---------- GIVEN RECORDS

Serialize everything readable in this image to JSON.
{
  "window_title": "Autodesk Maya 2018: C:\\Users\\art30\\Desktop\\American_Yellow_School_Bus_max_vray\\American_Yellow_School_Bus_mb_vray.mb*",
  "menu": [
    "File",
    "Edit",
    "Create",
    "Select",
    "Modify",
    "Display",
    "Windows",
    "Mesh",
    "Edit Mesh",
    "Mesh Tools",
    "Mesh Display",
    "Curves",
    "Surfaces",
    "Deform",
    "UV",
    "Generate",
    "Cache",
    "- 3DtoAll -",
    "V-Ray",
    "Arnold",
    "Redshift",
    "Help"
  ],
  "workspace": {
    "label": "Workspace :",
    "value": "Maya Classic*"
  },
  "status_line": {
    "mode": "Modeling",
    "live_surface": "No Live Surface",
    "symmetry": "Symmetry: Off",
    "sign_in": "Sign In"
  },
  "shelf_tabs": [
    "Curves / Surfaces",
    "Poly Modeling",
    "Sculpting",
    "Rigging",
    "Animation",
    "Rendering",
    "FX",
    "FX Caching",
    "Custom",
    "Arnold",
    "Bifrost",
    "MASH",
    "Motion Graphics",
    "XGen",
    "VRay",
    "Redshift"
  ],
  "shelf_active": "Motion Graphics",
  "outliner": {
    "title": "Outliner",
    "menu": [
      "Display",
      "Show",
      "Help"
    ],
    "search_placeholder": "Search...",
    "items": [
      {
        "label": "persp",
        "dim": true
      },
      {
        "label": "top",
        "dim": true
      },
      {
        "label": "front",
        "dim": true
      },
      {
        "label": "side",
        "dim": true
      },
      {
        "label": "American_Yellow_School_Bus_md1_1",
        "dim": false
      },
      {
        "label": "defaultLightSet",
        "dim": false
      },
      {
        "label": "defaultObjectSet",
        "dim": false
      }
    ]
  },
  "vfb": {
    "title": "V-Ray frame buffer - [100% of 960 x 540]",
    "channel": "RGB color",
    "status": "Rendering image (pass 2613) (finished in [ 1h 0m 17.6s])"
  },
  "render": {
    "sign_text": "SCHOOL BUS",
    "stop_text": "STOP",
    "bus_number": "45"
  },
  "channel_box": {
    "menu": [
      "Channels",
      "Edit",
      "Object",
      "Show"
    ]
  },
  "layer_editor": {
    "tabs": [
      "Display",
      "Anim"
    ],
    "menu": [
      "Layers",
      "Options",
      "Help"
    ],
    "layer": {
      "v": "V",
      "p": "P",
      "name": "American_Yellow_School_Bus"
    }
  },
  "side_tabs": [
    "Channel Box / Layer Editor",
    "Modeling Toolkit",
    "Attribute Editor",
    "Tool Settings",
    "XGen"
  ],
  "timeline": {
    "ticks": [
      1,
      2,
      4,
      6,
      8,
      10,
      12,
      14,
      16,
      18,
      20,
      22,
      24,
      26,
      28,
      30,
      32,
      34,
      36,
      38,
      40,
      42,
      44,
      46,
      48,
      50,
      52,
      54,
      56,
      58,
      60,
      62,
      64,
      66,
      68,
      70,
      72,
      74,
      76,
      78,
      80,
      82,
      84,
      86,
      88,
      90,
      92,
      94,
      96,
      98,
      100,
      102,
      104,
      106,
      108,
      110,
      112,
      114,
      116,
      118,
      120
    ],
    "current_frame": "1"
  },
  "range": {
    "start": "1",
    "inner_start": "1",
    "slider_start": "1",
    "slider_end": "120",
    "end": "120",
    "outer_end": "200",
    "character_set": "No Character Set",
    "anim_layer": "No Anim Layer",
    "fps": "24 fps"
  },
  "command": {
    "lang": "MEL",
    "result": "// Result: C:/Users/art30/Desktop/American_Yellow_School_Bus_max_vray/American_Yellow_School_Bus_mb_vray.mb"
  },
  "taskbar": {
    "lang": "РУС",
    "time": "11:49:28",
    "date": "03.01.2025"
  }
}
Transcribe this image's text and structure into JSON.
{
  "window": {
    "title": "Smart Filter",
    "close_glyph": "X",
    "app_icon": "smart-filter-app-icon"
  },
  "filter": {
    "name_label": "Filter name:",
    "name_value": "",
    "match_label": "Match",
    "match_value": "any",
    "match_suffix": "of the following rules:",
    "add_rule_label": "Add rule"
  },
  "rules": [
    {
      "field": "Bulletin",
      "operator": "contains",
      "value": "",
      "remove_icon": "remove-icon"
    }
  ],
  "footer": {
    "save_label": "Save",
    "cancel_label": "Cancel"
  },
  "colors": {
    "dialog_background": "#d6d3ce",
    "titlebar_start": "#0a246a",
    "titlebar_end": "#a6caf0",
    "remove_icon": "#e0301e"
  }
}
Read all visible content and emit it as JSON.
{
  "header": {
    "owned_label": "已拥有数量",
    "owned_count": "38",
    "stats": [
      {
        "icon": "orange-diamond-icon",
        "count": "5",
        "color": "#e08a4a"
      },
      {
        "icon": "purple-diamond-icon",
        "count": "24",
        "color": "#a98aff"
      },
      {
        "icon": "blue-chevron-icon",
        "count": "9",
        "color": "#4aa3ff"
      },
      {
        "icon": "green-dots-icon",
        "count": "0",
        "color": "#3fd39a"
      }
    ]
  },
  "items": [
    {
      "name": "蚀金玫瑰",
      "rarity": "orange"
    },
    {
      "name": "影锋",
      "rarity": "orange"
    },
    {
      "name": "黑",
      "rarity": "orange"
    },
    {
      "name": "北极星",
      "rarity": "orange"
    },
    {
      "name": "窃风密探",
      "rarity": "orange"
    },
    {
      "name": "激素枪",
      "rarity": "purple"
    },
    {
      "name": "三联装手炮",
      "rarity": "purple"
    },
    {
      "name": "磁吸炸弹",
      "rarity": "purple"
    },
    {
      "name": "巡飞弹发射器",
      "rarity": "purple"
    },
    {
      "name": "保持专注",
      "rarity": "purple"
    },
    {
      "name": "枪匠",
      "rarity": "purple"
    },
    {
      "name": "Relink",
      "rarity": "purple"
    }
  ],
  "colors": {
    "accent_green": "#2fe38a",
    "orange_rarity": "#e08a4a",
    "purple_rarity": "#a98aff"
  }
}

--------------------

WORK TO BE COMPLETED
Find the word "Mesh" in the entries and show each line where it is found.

RESPONSE AREA
    "Mesh",
    "Edit Mesh",
    "Mesh Tools",
    "Mesh Display",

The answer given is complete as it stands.